That change only serves to reinforce my idea that Dark Lord Day is now more about marketing first and community second, over actual substance. The past couple DLD’s have all been pretty universally panned as overcrowded, poorly run and organized, understaffed – and nevertheless, it must be said, fun for many. Not so fun for many as well. All in pursuit of a beer that in no way needs to continue to be held at arm’s length from consumers. That it’s Three Floyd’s choice to dangle the carrot of Dark Lord in front of us is perfectly fine, but I don’t think we need to continue to deal with grasping for it.

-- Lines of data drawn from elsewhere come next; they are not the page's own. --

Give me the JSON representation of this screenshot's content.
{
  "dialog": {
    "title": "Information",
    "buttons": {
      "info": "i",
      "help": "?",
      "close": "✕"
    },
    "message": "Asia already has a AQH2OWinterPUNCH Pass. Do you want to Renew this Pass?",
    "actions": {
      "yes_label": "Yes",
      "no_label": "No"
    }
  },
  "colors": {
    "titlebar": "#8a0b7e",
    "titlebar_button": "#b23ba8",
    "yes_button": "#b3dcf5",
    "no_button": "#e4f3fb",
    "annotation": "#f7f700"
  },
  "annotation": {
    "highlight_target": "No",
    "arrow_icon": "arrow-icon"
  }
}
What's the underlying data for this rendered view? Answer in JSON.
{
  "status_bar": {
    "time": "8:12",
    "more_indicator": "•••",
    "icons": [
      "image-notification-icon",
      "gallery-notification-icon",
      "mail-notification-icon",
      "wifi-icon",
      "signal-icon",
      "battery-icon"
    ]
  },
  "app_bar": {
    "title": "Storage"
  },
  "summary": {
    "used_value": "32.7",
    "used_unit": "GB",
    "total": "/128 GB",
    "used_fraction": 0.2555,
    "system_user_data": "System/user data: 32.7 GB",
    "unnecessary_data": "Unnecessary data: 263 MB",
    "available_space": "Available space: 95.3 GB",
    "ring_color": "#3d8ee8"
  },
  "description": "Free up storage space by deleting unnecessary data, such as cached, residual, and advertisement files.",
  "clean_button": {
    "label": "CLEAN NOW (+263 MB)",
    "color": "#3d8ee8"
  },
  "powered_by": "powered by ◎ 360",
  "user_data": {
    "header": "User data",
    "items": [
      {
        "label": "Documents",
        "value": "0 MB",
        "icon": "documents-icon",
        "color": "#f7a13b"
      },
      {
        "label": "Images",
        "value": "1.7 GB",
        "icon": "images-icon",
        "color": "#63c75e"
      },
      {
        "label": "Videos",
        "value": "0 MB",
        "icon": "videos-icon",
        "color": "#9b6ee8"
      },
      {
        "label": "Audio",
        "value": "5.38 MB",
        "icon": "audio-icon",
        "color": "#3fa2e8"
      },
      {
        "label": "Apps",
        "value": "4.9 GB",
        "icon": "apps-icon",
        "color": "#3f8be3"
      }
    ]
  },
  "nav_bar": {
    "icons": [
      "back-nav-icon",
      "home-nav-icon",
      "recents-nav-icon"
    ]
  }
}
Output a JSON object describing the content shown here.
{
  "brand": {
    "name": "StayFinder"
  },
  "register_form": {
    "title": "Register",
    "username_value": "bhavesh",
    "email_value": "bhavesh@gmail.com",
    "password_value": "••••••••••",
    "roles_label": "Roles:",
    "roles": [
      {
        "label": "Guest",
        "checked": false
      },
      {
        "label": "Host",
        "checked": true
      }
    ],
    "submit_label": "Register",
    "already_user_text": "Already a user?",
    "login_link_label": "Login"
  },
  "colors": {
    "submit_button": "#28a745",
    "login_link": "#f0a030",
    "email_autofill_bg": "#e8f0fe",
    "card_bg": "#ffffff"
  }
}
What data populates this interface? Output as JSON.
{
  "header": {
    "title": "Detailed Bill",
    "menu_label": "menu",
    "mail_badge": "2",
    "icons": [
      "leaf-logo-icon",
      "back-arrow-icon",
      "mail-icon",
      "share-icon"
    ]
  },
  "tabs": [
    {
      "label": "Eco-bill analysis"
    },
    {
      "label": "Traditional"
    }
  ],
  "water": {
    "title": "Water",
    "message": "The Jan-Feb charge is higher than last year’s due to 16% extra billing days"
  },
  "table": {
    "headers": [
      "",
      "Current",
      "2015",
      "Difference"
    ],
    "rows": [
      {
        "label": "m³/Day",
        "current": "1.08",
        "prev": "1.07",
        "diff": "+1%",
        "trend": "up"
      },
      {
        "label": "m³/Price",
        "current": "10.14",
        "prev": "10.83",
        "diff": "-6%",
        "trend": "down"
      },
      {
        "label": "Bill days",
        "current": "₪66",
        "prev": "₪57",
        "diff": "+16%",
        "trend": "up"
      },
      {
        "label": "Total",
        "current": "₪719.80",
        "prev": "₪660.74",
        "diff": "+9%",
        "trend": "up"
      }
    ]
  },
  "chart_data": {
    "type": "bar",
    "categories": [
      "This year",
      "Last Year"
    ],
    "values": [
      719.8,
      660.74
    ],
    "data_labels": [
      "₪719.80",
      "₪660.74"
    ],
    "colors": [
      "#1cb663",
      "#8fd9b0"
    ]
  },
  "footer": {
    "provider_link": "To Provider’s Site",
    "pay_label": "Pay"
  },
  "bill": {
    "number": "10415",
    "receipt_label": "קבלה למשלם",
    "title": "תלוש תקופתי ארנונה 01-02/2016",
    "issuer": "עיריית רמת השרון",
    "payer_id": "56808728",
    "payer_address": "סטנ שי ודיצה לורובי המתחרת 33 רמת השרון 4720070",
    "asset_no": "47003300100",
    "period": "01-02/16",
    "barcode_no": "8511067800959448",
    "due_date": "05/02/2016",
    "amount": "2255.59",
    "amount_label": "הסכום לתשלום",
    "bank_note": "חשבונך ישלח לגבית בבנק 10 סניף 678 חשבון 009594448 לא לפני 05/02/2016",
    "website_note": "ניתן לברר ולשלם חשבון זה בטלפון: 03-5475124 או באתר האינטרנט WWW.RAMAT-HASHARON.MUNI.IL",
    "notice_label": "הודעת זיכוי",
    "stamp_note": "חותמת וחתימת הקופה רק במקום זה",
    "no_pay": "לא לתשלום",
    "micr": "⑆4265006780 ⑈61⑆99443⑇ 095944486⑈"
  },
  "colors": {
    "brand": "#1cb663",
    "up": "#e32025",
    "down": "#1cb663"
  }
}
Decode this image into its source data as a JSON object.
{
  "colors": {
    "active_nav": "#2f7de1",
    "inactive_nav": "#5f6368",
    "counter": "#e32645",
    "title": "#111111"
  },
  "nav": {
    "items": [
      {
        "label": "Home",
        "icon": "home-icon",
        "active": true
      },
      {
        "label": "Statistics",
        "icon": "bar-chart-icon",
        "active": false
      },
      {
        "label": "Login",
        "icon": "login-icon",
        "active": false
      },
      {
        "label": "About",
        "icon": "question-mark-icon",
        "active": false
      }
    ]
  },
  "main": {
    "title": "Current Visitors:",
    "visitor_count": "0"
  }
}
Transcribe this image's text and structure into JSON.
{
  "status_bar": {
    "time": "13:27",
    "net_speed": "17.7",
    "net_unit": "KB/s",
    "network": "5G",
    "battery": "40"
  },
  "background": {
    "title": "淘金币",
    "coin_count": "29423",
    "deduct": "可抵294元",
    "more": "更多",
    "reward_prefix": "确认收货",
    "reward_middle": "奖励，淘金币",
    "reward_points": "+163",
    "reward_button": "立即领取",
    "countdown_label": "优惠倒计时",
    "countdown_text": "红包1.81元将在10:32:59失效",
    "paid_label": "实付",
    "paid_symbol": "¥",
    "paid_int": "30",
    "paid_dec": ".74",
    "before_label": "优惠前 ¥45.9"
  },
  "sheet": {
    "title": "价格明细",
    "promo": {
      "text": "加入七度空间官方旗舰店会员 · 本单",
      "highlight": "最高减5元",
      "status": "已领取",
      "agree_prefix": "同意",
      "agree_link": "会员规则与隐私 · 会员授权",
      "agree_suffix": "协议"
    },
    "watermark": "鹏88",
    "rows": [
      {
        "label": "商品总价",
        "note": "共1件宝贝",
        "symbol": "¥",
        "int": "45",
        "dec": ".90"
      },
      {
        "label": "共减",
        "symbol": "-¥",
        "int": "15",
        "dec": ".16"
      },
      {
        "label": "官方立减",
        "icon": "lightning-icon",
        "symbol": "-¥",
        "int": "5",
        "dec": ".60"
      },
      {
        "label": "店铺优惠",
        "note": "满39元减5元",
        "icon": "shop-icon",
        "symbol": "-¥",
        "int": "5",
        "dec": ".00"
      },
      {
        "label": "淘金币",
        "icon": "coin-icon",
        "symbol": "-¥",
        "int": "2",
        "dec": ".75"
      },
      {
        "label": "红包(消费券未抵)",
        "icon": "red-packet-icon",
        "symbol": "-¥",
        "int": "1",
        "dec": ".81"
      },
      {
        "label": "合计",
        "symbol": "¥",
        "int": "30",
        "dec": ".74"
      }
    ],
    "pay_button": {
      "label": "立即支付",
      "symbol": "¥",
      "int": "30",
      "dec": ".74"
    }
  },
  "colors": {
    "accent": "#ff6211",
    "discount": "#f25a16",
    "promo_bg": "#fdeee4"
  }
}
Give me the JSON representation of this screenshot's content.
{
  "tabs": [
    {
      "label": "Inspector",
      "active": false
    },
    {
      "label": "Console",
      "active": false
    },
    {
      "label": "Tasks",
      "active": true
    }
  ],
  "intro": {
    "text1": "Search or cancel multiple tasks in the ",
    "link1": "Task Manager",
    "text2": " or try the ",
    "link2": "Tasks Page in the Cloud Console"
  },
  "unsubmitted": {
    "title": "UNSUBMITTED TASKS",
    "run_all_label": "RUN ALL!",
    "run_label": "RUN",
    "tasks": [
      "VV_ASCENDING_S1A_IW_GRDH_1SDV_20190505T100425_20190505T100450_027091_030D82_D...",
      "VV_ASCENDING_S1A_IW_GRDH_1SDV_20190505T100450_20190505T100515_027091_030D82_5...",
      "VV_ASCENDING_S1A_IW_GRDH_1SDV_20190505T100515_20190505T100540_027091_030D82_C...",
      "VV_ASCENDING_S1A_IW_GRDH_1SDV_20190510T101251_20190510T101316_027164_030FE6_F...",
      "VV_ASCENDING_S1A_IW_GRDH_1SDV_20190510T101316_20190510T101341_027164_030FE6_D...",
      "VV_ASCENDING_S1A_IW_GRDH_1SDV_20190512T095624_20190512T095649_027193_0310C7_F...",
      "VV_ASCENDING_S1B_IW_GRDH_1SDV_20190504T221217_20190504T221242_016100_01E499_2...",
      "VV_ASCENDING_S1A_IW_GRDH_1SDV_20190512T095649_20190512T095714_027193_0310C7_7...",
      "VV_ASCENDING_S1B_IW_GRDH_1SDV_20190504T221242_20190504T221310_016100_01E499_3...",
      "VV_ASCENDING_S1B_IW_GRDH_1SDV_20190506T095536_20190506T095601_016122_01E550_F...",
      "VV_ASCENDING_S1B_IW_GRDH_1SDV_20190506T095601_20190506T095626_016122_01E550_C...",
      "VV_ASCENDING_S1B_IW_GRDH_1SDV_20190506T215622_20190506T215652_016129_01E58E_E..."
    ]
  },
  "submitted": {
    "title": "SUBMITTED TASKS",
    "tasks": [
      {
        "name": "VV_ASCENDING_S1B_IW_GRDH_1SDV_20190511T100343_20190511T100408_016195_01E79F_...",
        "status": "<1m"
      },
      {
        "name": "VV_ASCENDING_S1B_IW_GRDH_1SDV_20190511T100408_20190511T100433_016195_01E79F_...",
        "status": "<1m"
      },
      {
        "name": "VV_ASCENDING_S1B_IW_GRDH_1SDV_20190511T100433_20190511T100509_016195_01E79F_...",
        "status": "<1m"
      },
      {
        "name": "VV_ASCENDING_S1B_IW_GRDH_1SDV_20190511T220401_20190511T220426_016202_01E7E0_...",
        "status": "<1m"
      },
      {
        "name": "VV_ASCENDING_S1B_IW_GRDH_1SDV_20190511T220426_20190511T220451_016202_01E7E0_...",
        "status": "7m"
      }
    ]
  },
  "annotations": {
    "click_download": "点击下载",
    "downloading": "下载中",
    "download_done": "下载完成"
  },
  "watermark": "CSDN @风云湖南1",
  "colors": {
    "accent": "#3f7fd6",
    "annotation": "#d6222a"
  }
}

Of course, I expect to be told that I’m completely wrong about my anti-DLD stance. That the community of beer lovers and homebrew fans make it the place to be, that Dark Lord is the excuse for all these folks to get together and it’s not about the beer, really. That DLD is actually the sideshow, and the event is the main draw. It’s “circuses” over “bread,” as it were.
To which I would argue, then why do we need Dark Lord at all? If we need a spring festival of craft beer, then let’s have one – but let’s not continue to pretend that Dark Lord is still the be-all, end-all of beers and that it’s what really draws the crowds. We can all keep having the fun that’s been had in the past, but potentially with a little more organization, and a few less hurt feelings over poor beer distribution and endless lines. Put Dark Lord on the shelves for $20 a bomber and ditch the self-induced scarcity. I’m all for getting together and drinking beer – but we don’t need to do it like this.
And lest I sound like someone saying “this food sucks, and the portions are small,” the dialing back of this years event only further proves to make my case. If you liked standing in line on a Saturday, you’ll still be able to do so – but as Three Floyds chooses to enforce the ticketholder-only status of this years event, you’ll be hanging out there without the general madness of years past around you. (Which admittedly has an appeal for many.) If that’s what you’re expecting this year to round out your experience, I wouldn’t count on it. This year could be nothing more than driving far, standing a while, getting a couple of beers and going home. Is all that worth it?
It’s undeniable that Dark Lord Day has been an important event in the past. I don’t want to seem ungrateful for what a fantastic brewery like Three Floyds has brought to the world. But as we have more and more options for monster stouts created by fantastic breweries without the hoop-jumping required to find it, I believe the sun is setting on the need for DLD to continue. Some traditions carry on for decades, and others come to a natural end when it seems right. Bells Batch 10k is the last in that brewing tradition, for example. If Dark Lord is truly that great, then put it on the shelves and open it up to the rigors of the spotlight that every other beer gets.
That’s what the Dark Lord truly deserves.